The Columbia MPC (for Multi Personal Computer) was the first exact copy of the young IBM PC. This desktop clone version will be followed few months later by a portable version designed by the new Compaq company.
Technically, there is nothing to say about this computer which hardware features are exactly the same as those of the IBM 5150. However, for about $1500 less, the MPC offered standard features that were optional on the IBM: 128 KB of RAM, two Serial one parallel ports and 8 ISA slots (versus the IBM-PC's five). The MPC's disk controller was integrated into the motherboard.
As IBM didn't well protect the PC hardware and BIOS software copyrights, this first clone will be followed by many others, desktops and portables version, manufactured in numerous countries by hundreds of independant companies, all over the world.
The Columbia company was sold in 1986 to a company based in Florida which kept the name and still exists.
I have the original version of the Columbia MPC. Unfortunatly it does not have a newly developed chip that solved a problem on this version MPC. Does anyone know if this chip is available?
Saturday 25th August 2012
Bill Dempsey (USA)
I worked as Board Test Technician in Gurabo, Puerto Rico for Columbia Data Products. If you want to know where was manufactured, check in the Mother board the serial number label with the prefix PR.
Tuesday 26th October 2010
Edgardo Marrero (Puerto Rico)
The colombia MPC was not my first computer, the ZX81 was. But this was the first computer I could do real programming for college. I was a computer science student in systems software and the programming was getting complex. I was using my atari and a 300 buad modem as a terminal into the main frame. But with this computer whcih I bought in 1985 for $700, I had 256k ram, and a floppy drive to store my programs on. I also loaded my programs from floppy. I had no hard drive. I had no printer. I had no color monitor. I had a composite green screen and a hericlies card. That card meent I could do graphics and play games and such but everything was shades of green. But I could run turbo pascal 3.0. Which was abut the hotest thing since sliced bread at the time. You had 64k max program size, but you could edit, compile and run in one program. And compiling was super fast which was the attraction. It was much faster than the mainframe. I also got into playing with video memory on the machine, and assembly language and dos calls. I eventually went CGA color, then two floppies, then a 20 gig hard drive. The original floppies where 360k in size. The article ehre indicates 320k which is wrong. I originally had full height floppy drives and then went half height so I could fit the hard drive intot he machine. it was great to plug all that into the machine and have everything work. A friend of mine had a AT&T 6300 and he could not get much of anything to work with the computer. He went with a 20 gig hard card. That was a hard drive controller and drive on one card. I put sound on mine, and added a printer. A brother 9 pin dot matrix printer. The printer worked great. I ultimately tossed it because I got tired of slow noisely low quality print outs. But it was great for printing program listings for classes. It was funny I got this for $700 in 1985 buying it out of someones living room who was selling them on the side. I didn't get much of the bundled software. I got perfect file, and that was about it. I never used that. This purchase of a computer started a 10 year friendship that went through many computers. The guy who sold me this computer ultimately got out of it because the area of going to the bay area and buying computers cheap and taking them up into northern california swap meets and making 10k in a weekend was over. Things where a changing. Dell was coming onto the seen. That saw margins drop to almost nothing where they have stayed. But I did learn how to build this computers and overhaul them myself from my new long term buddy. It was great. Too bad columbia didn't do much with the computers they built. The built a few like this one and the portable listed here and then disappeared instead of prospering. It is strange which companies make it and why. I mean...no mystery now why Sinclair didn't make it...he was using scrap electronic parts. But columbia was using first run electronics, and was extremely compatiable with the IBM product.

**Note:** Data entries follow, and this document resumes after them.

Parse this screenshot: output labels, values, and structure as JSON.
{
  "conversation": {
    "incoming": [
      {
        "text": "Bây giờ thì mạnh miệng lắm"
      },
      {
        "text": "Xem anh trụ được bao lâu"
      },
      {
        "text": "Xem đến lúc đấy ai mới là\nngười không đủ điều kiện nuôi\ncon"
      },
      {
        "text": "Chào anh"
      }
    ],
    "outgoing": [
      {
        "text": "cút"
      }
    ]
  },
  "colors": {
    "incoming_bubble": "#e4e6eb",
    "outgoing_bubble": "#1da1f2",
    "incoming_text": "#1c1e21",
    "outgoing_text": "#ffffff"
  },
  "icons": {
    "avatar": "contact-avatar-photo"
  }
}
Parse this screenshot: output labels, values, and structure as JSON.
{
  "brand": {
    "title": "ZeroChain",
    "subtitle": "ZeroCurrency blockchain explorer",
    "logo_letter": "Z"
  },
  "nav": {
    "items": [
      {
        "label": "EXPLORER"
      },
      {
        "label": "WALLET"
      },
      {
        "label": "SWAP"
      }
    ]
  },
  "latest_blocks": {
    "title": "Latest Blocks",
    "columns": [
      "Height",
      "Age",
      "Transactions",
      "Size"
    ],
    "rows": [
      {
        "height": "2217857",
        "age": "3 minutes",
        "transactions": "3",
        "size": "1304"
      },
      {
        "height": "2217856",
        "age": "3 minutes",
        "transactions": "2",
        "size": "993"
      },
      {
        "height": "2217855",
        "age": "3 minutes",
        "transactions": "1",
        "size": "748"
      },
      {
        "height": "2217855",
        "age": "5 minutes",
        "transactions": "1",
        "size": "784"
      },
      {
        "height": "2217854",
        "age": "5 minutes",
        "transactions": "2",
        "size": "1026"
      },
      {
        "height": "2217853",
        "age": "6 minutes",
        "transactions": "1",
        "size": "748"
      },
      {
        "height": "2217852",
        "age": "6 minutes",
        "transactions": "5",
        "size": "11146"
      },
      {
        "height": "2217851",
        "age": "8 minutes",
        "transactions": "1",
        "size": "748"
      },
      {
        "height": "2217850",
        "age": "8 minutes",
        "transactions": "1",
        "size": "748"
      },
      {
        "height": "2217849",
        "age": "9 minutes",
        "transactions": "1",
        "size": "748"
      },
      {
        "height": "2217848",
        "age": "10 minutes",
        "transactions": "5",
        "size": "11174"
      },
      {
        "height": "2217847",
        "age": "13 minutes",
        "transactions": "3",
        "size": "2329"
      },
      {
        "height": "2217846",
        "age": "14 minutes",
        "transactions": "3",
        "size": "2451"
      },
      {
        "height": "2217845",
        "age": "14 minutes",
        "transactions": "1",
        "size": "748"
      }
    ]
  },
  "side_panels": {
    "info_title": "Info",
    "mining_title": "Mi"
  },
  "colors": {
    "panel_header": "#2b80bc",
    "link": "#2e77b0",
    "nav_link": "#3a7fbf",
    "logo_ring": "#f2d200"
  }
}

Sunday 30th December 2007
David (Dallas, TX)
Columbia Data Products
BUILT IN LANGUAGE
Full-stroke 86 keys with function keys & numeric keypad
128 KB up to 1 MB
40 or 80 columns x 24 lines (MDA or CGA modes)
320 or 640 x 200 dots (CGA mode)
2 x Serial RS-232, 1 x Parallel Centronics, 8 x ISA slots
BUILT IN MEDIA
Dual 320 KB 5'' floppy disc drives
MS-DOS, CP/M-86, MP/M-86, OASIS, XENIX
Built-in power supply unit
all 8-bit PC expansion boards
$3400 - 128k memory, 2 floppies and color CGA card 5 MB hard drive : $1700